# What is the rationale for including addition in SHA-256?

Short Version: SHA-256 uses addition alongside a variety of bit-wise operations. What's up with that?

I was reading a description of how SHA-256 worked and it included a description of the various internal operations that take place on the blocks of bits while the algorithm does its work.

Most of them made sense to me as the familiar "bit wise" operators I'm used to. ROTATE, AND, XOR, etc. But one stood out to me. One of these things is not like the other.

The algorithm also used ADD. There was an arithmetic operator in with the bit-wise operators. (The very last carry is discarded so the output has the same size as the inputs.)

This seemed very odd to me. All throughout the process, we were dealing with blocks of bits, each bit having equal significance. Suddenly, these blocks of bits became numbers. Bits have significance and if both bits are 1, then a carry takes place. Bits can influence their neighbours but only in one direction.

I had initially thought that all bits going in and coming out of SHA-256 were equally important and had equal ability to influence the result. Now I'm wondering if some bits have a greater ability to influence the output than others.

What's going on?

• Comments on crypto.stackexchange.com/questions/26215/… cite a few papers that may or may not say something about addition. On the topic of ability to influence the output: no, because even if one bit position was somehow privileged in one round, the rotations would still cause different original bits to reach the privileged position in the next round. Aug 11, 2022 at 20:02

## 1 Answer

SHA-256 is an ARX-like algorithm. ARX stands for addition, rotate, and xor, which describes the operations used in the algorithm. (I say ARX-like because SHA-256 also uses right shifts, which are not ARX.)

ARX approaches are popular because typically the bitwise operations are linear in one field and the additions are linear in a different field, but they are each non-linear in the other. This allows using these operations, which typically are very fast (on many systems, a single cycle) to provide an algorithm which is resistant to both linear and differential cryptanalysis. Other algorithms using this approach include the stream cipher ChaCha and the permutation SPARKLE.

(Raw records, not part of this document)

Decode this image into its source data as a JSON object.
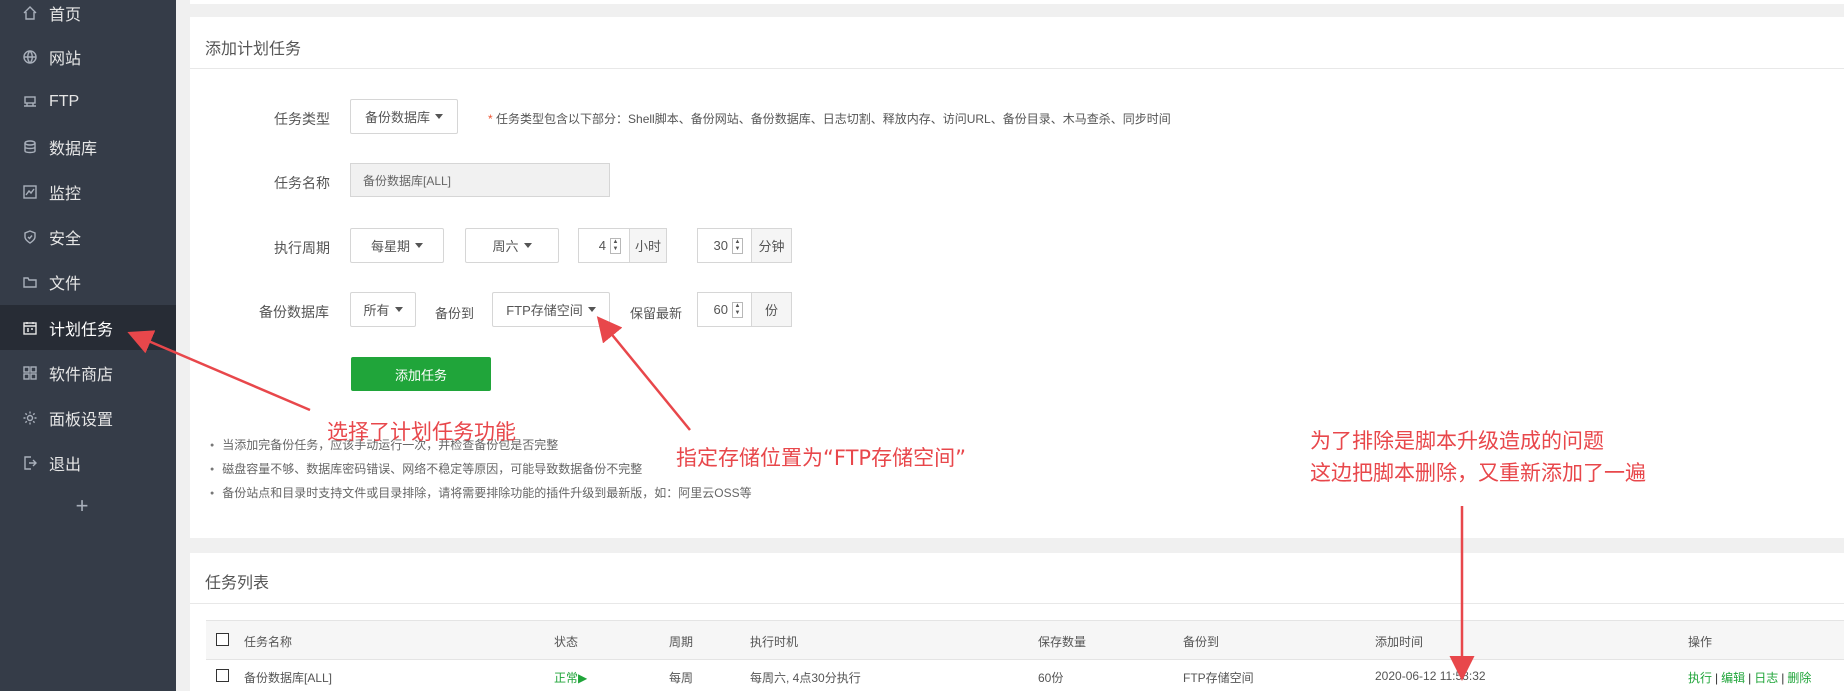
{
  "sidebar": {
    "items": [
      {
        "label": "首页",
        "icon": "home-icon"
      },
      {
        "label": "网站",
        "icon": "globe-icon"
      },
      {
        "label": "FTP",
        "icon": "ftp-icon"
      },
      {
        "label": "数据库",
        "icon": "database-icon"
      },
      {
        "label": "监控",
        "icon": "monitor-icon"
      },
      {
        "label": "安全",
        "icon": "shield-icon"
      },
      {
        "label": "文件",
        "icon": "folder-icon"
      },
      {
        "label": "计划任务",
        "icon": "calendar-icon"
      },
      {
        "label": "软件商店",
        "icon": "grid-icon"
      },
      {
        "label": "面板设置",
        "icon": "gear-icon"
      },
      {
        "label": "退出",
        "icon": "logout-icon"
      }
    ],
    "active_item": "计划任务",
    "add_label": "+"
  },
  "add_task": {
    "title": "添加计划任务",
    "task_type_label": "任务类型",
    "task_type_value": "备份数据库",
    "task_type_hint_star": "*",
    "task_type_hint": "任务类型包含以下部分：Shell脚本、备份网站、备份数据库、日志切割、释放内存、访问URL、备份目录、木马查杀、同步时间",
    "task_name_label": "任务名称",
    "task_name_value": "备份数据库[ALL]",
    "period_label": "执行周期",
    "period_value": "每星期",
    "weekday_value": "周六",
    "hour_value": "4",
    "hour_unit": "小时",
    "minute_value": "30",
    "minute_unit": "分钟",
    "backup_db_label": "备份数据库",
    "backup_db_value": "所有",
    "backup_to_label": "备份到",
    "backup_to_value": "FTP存储空间",
    "keep_label": "保留最新",
    "keep_value": "60",
    "keep_unit": "份",
    "submit_label": "添加任务",
    "tips": [
      "当添加完备份任务，应该手动运行一次，并检查备份包是否完整",
      "磁盘容量不够、数据库密码错误、网络不稳定等原因，可能导致数据备份不完整",
      "备份站点和目录时支持文件或目录排除，请将需要排除功能的插件升级到最新版，如：阿里云OSS等"
    ]
  },
  "task_list": {
    "title": "任务列表",
    "columns": [
      "任务名称",
      "状态",
      "周期",
      "执行时机",
      "保存数量",
      "备份到",
      "添加时间",
      "操作"
    ],
    "rows": [
      {
        "name": "备份数据库[ALL]",
        "status": "正常▶",
        "period": "每周",
        "timing": "每周六, 4点30分执行",
        "keep": "60份",
        "backup_to": "FTP存储空间",
        "added": "2020-06-12 11:58:32",
        "ops": [
          "执行",
          "编辑",
          "日志",
          "删除"
        ]
      }
    ]
  },
  "annotations": {
    "sidebar_note": "选择了计划任务功能",
    "storage_note": "指定存储位置为“FTP存储空间”",
    "reason_line1": "为了排除是脚本升级造成的问题",
    "reason_line2": "这边把脚本删除，又重新添加了一遍"
  },
  "colors": {
    "sidebar_bg": "#353c48",
    "active_bg": "#272c35",
    "accent_green": "#20a53a",
    "annotation_red": "#e8474b"
  }
}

SHA-256 is believed to have the avalanche effect, where each input bit influences each output bit. While it's true that the carry is only in one direction, there are rotates, which means higher bits can then influence lower bits later on in the operation. SHA-256 uses constants to prevent fixed points at zero and these also provide 1 bits that affect the behaviour of the additions later on.

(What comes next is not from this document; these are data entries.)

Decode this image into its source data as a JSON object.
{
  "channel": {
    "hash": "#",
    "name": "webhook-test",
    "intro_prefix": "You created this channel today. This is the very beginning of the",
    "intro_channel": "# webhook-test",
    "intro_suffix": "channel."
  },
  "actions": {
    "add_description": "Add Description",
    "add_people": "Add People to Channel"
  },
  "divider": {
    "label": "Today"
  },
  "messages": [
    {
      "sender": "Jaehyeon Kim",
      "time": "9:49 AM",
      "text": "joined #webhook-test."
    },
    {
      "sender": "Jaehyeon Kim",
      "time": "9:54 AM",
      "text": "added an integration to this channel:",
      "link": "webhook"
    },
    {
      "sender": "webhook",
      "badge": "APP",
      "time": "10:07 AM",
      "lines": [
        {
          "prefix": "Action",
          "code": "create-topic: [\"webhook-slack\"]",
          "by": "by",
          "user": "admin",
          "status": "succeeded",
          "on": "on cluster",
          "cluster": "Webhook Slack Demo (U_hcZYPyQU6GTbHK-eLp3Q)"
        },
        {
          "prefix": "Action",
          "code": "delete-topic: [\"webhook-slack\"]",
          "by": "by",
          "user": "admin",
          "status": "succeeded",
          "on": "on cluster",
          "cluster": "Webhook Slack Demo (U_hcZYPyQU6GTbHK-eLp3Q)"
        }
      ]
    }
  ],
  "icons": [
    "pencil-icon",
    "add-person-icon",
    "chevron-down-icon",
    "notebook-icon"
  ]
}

So while this is a natural question to ask, ARX-based approaches are reasonably well studied and can be used securely, such as in SHA-256.